- The actions that the policy will take on the matched resources (e.g., tag the instance, send a notification to the security team about the role, etc.)
- A mode in which to run the policy (e.g., deployed as a Lambda, or from the command line on your machine or an EC2 instance)
You can find all the information available related to filters, actions, and cloud specifics in the Cloud Custodian documentation. The policy schema, which defines the actions and filters available for a particular cloud resource, can be found there as well.
Continuously enforcing policies in public cloud accounts
When operating Cloud Custodian (or any other, similar tools), it is highly recommended to treat the policy files as code, much as you would with Terraform or CloudFormation files. Cloud Custodian has a built-in dry-run mode and policy syntax validation, both of which can help when you’re crafting new policies for your infrastructure.
When enforcing policies, running Cloud Custodian in a continuous deployment tool, such as Jenkins, is highly recommended. Given that the Cloud Custodian team provides a Dockerfile to run this tool, you can configure a pipeline to:
- Build a local copy of this container (or store it in a private image registry)
- Clone your internal repository with your policies as code
- Execute those policies on your various public cloud providers
At Bitnami, we have several Jenkins jobs with different periodic configurations. Depending on the policy and the environment it targets, these jobs run on an hourly or daily basis.
Monitor cloud policies
Every policy that you execute should be traceable, especially if your policies are going to be applied over other team resources, like instances.
We wanted to configure an “audit” trail for the execution of our cloud policies and make it easy for any of our engineering teams to check. So we configured a simple integration with an SNS topic and a Lambda function that logs the execution of our Cloud Custodian policies to a specific Slack channel.
With this approach, any team member can quickly and easily check which resources were deleted by Cloud Custodian, understand the reason for the deletion, and learn more through the link to our internal engineering handbook, which has a detailed explanation of each policy. Meanwhile, because this channel is meant to act as an audit trail for our Cloud Custodian policies, it doesn’t generate alert fatigue on the part of SRE team members.
Consider your options
Compliance as code should be a shared responsibility among the engineering teams inside an organization, not just the infrastructure teams.
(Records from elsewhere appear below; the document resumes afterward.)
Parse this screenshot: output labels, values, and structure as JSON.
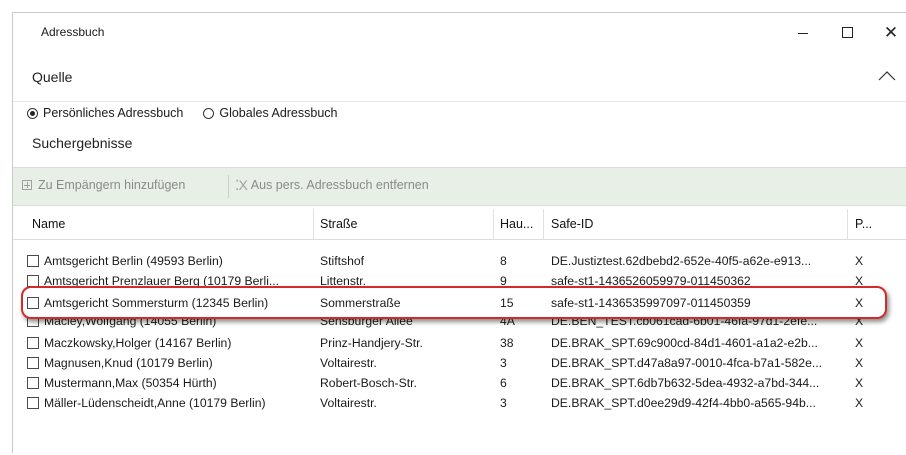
{
  "window": {
    "title": "Adressbuch",
    "controls": {
      "minimize": "—",
      "maximize": "☐",
      "close": "✕"
    }
  },
  "source": {
    "label": "Quelle",
    "options": [
      {
        "label": "Persönliches Adressbuch",
        "checked": true
      },
      {
        "label": "Globales Adressbuch",
        "checked": false
      }
    ]
  },
  "results": {
    "label": "Suchergebnisse"
  },
  "toolbar": {
    "add_label": "Zu Empängern hinzufügen",
    "remove_label": "Aus pers. Adressbuch entfernen"
  },
  "table": {
    "columns": [
      "Name",
      "Straße",
      "Hau...",
      "Safe-ID",
      "P..."
    ],
    "rows": [
      {
        "name": "Amtsgericht Berlin (49593 Berlin)",
        "street": "Stiftshof",
        "house": "8",
        "safe_id": "DE.Justiztest.62dbebd2-652e-40f5-a62e-e913...",
        "p": "X"
      },
      {
        "name": "Amtsgericht Prenzlauer Berg (10179 Berli...",
        "street": "Littenstr.",
        "house": "9",
        "safe_id": "safe-st1-1436526059979-011450362",
        "p": "X"
      },
      {
        "name": "Amtsgericht Sommersturm (12345 Berlin)",
        "street": "Sommerstraße",
        "house": "15",
        "safe_id": "safe-st1-1436535997097-011450359",
        "p": "X"
      },
      {
        "name": "Macley,Wolfgang (14055 Berlin)",
        "street": "Sensburger Allee",
        "house": "4A",
        "safe_id": "DE.BEN_TEST.cb061cad-6b01-46fa-97d1-2efe...",
        "p": "X"
      },
      {
        "name": "Maczkowsky,Holger (14167 Berlin)",
        "street": "Prinz-Handjery-Str.",
        "house": "38",
        "safe_id": "DE.BRAK_SPT.69c900cd-84d1-4601-a1a2-e2b...",
        "p": "X"
      },
      {
        "name": "Magnusen,Knud (10179 Berlin)",
        "street": "Voltairestr.",
        "house": "3",
        "safe_id": "DE.BRAK_SPT.d47a8a97-0010-4fca-b7a1-582e...",
        "p": "X"
      },
      {
        "name": "Mustermann,Max (50354 Hürth)",
        "street": "Robert-Bosch-Str.",
        "house": "6",
        "safe_id": "DE.BRAK_SPT.6db7b632-5dea-4932-a7bd-344...",
        "p": "X"
      },
      {
        "name": "Mäller-Lüdenscheidt,Anne (10179 Berlin)",
        "street": "Voltairestr.",
        "house": "3",
        "safe_id": "DE.BRAK_SPT.d0ee29d9-42f4-4bb0-a565-94b...",
        "p": "X"
      }
    ]
  },
  "colors": {
    "toolbar_bg": "#e7efe7",
    "highlight_border": "#d12b2b"
  },
  "icons": {
    "add": "plus-box-icon",
    "remove": "x-icon",
    "collapse": "chevron-up-icon"
  }
}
Internal tools, docs, and processes that enable efficient cooperation among those teams play a key role.
While we’ve discussed Cloud Custodian and the requirements we had in mind when looking for a flexible rules engine, you may have different environments and requirements. Indeed, it is worth spending some time evaluating the various options out there in order to find the tool that best suits your needs.